Two nanny policies that commonly arise during the employment relationship are that of disciplining an employee, and whether or not to provide severance pay should a nanny quit or be terminated.
While household employment is largely at-will employment in most states, an employer will generally take disciplinary action before dismissing a nanny or other household employee. Such discipline can be implemented in progressively more serious actions, such as a verbal warning followed by a written warning, counseling, probation, suspension, and finally termination. By employing a progressive disciplinary practice, an employer can demonstrate that the employee knew about the problems, and for whatever reason, did not improve the situation. In the employee handbook, detail the disciplinary policy, but state that employees may be fired at will. Ensure, too, that not all employee actions need go through the progressive process; a serious infraction of household policy and serious misdeed will result in immediate dismissal. If a nanny proves untrustworthy and instills fear that harm will be done to a household member or employer property, by all means, remove him/her from the workplace immediately. In the employee handbook, state that the employer will decide which situation warrants what type of disciplinary action.
Severance for a nanny or other employee that is leaving your household is discretionary. If he/she has behaved inappropriately and is being fired, then no severance is necessary.
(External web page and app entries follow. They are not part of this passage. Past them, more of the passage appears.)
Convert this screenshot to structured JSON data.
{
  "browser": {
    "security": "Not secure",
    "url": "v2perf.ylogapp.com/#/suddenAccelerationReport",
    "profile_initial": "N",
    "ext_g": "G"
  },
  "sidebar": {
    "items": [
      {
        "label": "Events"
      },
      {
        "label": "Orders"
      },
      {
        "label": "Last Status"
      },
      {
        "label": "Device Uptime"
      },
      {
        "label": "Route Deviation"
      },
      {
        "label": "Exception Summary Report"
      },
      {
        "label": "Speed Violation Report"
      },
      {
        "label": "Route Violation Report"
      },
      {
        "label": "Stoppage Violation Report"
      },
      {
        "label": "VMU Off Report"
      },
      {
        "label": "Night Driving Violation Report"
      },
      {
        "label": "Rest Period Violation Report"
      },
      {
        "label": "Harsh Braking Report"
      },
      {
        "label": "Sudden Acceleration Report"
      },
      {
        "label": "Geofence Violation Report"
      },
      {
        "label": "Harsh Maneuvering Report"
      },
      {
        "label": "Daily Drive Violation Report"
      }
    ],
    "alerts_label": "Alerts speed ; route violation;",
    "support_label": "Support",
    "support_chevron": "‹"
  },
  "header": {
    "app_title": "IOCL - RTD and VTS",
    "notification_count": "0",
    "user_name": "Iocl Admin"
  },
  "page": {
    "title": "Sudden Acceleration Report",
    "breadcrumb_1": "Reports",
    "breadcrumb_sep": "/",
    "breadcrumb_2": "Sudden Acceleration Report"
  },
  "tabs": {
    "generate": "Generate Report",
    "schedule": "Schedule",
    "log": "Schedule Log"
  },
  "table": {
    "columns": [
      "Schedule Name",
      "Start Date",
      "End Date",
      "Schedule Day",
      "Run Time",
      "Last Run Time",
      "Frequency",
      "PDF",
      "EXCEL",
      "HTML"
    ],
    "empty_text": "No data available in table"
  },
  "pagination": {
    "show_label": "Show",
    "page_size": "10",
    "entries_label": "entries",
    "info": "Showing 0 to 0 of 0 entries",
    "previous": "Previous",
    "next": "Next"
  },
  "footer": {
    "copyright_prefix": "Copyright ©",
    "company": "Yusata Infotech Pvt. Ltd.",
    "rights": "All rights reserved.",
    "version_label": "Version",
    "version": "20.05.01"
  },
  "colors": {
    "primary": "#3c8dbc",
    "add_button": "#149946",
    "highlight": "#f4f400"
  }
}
However, if the employee has been with the family for a long time, has been a good employee, and the reason for leaving is because of circumstances (say the employee is retiring, or the children are going to school, or because the family is moving away), then it is an acceptable gesture to provide some type of severance (if financially affordable) and as much notice before the end of the employment as you can (especially if the employee needs to look for another job). The amount you give as severance depends on the family finances, but also how long the employee has worked for the family. Common severance is one week’s pay for each year the employee has worked in the household, with a minimum of two weeks.
For more information or if you have questions, please contact GTM’s Household Employment Experts at (888) 432-7972.